━━ Exercise data

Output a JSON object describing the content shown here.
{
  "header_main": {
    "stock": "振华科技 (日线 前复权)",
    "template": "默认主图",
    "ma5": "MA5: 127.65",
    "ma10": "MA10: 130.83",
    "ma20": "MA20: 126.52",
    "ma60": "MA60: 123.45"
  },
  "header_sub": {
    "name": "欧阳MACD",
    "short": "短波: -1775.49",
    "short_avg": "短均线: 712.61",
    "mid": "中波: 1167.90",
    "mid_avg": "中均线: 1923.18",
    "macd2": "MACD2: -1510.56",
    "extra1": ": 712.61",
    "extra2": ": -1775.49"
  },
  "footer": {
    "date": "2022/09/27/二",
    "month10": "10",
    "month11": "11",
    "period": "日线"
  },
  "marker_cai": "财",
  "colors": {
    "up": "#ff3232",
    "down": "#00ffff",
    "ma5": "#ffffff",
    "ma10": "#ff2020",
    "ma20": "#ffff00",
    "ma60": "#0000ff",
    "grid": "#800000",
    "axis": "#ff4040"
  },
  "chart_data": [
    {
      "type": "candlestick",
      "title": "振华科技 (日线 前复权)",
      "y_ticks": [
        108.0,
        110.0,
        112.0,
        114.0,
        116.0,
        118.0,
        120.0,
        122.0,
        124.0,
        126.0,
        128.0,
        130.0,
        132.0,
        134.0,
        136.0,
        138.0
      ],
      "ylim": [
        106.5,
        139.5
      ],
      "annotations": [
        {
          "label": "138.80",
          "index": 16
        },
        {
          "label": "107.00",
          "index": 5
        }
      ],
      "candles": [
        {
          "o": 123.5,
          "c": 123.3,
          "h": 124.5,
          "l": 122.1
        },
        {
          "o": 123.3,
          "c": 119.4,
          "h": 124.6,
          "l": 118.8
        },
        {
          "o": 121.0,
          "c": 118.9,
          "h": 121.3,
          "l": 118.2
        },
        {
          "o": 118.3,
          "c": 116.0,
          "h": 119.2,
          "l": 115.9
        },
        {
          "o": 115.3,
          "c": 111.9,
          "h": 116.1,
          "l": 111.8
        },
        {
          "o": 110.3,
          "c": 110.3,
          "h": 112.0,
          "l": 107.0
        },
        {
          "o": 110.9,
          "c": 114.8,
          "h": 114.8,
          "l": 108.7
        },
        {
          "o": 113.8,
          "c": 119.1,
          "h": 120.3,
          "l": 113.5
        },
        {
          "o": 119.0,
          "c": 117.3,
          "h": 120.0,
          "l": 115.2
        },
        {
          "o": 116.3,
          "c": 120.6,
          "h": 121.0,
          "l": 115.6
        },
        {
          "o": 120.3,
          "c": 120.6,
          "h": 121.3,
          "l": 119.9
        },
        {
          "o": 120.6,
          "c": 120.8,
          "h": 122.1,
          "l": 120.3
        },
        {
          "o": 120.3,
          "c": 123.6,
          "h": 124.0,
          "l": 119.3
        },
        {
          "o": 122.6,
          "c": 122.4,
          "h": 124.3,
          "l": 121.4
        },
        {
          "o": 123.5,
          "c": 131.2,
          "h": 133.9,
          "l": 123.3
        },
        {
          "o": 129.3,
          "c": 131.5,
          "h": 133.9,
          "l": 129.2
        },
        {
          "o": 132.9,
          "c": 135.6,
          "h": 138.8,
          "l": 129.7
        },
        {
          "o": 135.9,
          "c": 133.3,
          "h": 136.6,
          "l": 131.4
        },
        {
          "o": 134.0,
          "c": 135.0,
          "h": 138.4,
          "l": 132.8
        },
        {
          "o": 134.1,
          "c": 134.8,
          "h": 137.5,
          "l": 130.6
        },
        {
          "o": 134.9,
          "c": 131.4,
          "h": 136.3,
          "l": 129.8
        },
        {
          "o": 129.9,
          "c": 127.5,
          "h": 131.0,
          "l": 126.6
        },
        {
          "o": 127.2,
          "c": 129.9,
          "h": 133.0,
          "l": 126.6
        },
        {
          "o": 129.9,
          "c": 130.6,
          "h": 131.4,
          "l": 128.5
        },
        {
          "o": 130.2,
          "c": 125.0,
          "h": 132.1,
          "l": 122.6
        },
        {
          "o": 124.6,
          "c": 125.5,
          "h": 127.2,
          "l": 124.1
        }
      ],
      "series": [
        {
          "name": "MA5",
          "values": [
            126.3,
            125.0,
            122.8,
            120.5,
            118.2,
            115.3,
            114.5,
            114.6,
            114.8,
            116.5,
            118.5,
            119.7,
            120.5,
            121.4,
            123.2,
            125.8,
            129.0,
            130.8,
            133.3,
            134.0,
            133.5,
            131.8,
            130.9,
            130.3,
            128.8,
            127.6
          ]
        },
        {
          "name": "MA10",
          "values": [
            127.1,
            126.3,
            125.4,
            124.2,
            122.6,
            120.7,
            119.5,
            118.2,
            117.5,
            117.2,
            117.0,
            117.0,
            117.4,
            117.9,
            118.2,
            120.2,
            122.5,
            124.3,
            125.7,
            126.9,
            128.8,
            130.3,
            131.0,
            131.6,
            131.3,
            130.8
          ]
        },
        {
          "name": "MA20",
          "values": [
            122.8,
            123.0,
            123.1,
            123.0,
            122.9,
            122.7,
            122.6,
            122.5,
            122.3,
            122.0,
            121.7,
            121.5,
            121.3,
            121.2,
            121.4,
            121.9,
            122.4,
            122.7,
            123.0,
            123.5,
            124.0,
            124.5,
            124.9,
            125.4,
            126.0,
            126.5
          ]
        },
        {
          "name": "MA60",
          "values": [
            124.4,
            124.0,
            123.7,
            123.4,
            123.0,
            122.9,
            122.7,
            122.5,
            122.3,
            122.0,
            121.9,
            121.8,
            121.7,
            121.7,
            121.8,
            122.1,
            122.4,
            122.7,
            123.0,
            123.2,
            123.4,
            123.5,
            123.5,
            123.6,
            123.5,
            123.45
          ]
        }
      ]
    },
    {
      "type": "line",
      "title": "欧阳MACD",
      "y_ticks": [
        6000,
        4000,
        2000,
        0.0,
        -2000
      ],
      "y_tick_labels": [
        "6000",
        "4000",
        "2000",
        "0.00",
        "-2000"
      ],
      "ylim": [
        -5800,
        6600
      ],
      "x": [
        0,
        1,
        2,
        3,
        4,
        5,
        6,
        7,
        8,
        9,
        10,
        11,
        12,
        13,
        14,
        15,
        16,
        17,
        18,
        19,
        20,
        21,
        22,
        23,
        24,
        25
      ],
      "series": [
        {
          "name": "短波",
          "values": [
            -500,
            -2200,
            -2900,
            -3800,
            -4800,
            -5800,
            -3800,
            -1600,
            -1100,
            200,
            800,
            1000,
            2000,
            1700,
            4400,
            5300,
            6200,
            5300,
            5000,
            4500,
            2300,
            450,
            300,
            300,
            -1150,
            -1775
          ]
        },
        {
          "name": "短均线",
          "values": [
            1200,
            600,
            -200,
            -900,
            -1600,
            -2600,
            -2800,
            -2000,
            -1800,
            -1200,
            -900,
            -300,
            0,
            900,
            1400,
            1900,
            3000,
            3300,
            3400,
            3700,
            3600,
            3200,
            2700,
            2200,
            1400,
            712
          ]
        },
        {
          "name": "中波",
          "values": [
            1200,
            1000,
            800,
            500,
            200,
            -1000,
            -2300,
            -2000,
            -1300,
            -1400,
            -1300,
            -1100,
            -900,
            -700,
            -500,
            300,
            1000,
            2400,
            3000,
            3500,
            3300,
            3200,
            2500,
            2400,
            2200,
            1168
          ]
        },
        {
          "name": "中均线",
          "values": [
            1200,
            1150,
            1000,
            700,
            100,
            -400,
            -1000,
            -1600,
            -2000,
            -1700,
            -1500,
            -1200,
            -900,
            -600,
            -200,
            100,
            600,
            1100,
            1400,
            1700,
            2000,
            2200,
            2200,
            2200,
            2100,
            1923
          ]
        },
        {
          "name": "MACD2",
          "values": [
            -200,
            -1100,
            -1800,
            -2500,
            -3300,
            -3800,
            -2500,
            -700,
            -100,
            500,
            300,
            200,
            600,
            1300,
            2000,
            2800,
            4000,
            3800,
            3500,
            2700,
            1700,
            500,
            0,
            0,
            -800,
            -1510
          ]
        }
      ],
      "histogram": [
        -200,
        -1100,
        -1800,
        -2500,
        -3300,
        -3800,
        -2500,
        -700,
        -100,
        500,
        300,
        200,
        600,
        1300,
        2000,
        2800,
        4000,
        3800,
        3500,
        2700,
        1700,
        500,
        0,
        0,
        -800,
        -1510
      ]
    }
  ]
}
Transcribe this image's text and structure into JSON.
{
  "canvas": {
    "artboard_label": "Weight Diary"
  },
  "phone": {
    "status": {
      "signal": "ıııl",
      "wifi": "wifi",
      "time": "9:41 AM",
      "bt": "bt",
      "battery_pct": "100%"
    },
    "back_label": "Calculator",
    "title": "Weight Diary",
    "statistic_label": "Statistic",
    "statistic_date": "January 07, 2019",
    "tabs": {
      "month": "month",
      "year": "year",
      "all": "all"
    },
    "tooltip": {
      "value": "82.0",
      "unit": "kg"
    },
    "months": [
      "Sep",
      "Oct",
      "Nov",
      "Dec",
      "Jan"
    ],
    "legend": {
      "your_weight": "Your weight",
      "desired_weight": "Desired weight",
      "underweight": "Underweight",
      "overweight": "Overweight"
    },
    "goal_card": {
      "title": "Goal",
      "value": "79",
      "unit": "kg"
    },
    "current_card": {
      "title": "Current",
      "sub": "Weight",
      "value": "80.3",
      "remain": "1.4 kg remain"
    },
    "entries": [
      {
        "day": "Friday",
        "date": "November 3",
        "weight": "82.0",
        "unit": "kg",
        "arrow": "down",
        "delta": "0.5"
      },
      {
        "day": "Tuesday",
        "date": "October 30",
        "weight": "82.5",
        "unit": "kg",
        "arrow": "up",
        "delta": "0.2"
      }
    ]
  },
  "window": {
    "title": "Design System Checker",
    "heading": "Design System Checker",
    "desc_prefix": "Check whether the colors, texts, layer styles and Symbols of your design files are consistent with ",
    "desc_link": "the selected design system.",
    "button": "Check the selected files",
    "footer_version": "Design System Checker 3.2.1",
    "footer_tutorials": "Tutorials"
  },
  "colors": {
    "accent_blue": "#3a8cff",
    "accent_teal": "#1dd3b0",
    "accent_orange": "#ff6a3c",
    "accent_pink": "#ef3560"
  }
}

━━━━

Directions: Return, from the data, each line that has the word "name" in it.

Answer to this problem:
    "name": "欧阳MACD",
          "name": "MA5",
          "name": "MA10",
          "name": "MA20",
          "name": "MA60",
          "name": "短波",
          "name": "短均线",
          "name": "中波",
          "name": "中均线",
          "name": "MACD2",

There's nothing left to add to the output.